▶ **TASK**: All lines in the records that carry the string "title" are to be shown.

▶ **RECORDED DATA**:
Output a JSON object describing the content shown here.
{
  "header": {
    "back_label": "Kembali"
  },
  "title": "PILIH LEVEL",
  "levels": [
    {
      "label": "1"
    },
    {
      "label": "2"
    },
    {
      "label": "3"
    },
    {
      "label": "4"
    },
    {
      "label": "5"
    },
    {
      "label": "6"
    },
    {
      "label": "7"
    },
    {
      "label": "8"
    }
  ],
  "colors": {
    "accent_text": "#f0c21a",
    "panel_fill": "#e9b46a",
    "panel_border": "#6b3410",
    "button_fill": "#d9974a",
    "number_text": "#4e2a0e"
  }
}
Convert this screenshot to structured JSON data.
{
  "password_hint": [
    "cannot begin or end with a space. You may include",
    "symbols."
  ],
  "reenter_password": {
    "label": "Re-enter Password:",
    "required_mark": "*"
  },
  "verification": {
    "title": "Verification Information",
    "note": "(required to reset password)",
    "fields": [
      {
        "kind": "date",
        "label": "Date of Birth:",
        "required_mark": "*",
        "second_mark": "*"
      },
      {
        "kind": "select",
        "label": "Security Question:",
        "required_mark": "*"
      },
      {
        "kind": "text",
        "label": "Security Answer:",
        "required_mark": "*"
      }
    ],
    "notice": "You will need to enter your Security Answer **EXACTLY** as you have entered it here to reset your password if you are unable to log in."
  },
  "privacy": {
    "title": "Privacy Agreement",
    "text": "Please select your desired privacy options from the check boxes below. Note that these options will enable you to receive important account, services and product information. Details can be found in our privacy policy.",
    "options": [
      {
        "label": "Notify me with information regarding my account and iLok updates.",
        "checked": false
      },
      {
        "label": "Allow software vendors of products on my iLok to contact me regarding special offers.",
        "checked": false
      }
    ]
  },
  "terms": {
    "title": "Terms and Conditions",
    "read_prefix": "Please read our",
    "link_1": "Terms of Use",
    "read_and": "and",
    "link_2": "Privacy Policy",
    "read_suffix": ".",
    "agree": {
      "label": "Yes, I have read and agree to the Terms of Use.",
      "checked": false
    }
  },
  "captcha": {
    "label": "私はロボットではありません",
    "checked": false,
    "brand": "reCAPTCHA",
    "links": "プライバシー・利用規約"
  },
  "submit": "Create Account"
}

▶ **REPLY TO THE EXERCISE**:
  "title": "PILIH LEVEL",
    "title": "Verification Information",
    "title": "Privacy Agreement",
    "title": "Terms and Conditions",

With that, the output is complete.